The CBRC further warned banks not to lend to property projects without the required permits for land use, planning, construction and pre-sale. Loans may not be extended to projects that have not paid the full amount of land acquisition fees, in order to prevent banks from financing land purchases indirectly, the directive says. Chinese law forbids using borrowed funds to purchase land at government auctions.
Banking Watchdog on Anti-Leverage Drive
The CBRC notice forms part of the regulator’s campaign to maintain financial stability by stemming the mounting tide of debt in the real estate sector. China’s property developers are scrambling to refinance their debts after spending a record RMB 646 billion ($103 billion) in 2017 buying up competitors or their assets in the country, according to Bloomberg data. Mainland homebuilders China Evergrande Group and Sunac China have emerged as the kings of leverage, with net debt-to-equity ratios of 240 percent and 394 percent, respectively, as of last September.
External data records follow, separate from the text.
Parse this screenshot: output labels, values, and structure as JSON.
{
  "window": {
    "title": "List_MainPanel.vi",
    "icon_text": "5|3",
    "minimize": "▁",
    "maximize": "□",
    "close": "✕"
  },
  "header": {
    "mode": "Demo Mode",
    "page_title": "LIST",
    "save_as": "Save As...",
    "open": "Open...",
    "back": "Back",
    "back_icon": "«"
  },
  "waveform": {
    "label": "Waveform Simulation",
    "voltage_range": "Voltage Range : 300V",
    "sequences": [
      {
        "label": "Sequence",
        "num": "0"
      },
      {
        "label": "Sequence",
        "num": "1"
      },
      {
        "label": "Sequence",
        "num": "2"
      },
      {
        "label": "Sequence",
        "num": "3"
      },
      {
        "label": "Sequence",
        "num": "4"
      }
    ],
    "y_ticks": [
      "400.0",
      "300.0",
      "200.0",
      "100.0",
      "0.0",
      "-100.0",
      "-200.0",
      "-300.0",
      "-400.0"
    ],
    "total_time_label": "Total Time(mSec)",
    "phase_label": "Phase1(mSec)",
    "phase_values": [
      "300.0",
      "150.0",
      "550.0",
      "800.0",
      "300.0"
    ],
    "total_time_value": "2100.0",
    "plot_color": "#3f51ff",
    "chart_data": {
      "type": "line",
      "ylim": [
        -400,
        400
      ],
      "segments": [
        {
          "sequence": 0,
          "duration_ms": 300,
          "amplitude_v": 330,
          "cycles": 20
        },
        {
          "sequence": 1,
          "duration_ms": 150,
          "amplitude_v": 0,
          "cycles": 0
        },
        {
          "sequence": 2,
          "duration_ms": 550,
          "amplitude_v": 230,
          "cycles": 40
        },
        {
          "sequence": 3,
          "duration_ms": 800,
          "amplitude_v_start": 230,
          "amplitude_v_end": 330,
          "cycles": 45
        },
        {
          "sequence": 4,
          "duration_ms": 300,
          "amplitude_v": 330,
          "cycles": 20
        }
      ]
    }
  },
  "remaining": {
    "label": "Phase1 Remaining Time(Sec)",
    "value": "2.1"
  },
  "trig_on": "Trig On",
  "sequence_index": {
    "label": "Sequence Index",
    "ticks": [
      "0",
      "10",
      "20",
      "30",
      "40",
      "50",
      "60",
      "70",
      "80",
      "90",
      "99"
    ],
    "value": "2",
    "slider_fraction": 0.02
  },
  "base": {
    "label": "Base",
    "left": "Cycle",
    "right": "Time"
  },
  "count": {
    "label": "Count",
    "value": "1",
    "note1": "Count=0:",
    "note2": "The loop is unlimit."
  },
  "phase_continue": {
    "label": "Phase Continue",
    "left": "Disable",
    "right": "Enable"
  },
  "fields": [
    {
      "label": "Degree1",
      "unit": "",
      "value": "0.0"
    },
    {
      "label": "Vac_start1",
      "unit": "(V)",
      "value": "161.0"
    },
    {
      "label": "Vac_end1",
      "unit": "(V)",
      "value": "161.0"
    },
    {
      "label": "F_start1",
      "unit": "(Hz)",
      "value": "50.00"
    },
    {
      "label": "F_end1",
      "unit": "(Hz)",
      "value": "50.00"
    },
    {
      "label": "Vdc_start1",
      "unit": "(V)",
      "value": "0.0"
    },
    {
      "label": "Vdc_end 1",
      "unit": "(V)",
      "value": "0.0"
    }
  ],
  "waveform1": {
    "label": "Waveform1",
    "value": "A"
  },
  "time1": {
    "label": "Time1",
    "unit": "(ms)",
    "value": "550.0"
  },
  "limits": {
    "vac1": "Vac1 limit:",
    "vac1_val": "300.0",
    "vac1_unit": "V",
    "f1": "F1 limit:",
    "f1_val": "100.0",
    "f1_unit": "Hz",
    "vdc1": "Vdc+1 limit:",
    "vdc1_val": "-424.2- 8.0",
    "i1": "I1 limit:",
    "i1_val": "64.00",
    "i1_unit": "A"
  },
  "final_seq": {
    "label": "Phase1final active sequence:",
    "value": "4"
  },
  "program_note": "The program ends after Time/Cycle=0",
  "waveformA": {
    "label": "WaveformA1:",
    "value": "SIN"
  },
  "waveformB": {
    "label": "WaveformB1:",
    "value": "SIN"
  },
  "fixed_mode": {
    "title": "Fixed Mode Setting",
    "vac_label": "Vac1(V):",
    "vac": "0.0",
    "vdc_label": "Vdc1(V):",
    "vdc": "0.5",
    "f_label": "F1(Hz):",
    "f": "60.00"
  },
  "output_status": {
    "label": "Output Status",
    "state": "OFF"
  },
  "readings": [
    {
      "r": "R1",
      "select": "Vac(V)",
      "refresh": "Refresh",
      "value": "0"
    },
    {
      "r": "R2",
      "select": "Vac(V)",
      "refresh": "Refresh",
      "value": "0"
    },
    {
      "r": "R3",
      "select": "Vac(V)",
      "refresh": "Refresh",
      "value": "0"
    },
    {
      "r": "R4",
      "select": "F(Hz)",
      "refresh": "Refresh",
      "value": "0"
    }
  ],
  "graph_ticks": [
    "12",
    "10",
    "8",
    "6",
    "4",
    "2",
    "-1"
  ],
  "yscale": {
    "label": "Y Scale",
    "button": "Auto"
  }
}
In July, the CBRC verbally instructed commercial banks to review their credit exposure to Tianjin-based Sunac, prompting China Construction Bank to freeze the sale of a Sunac financial product and cancel a RMB 1.5 billion ($222.1 million) trust loan to the firm. The banking watchdog also targetted Dalian Wanda Group, HNA Group and Fosun, among the mainland’s most prominent overseas investors, asking financial institutions to review borrowing by the conglomerates and report on any potential dangers.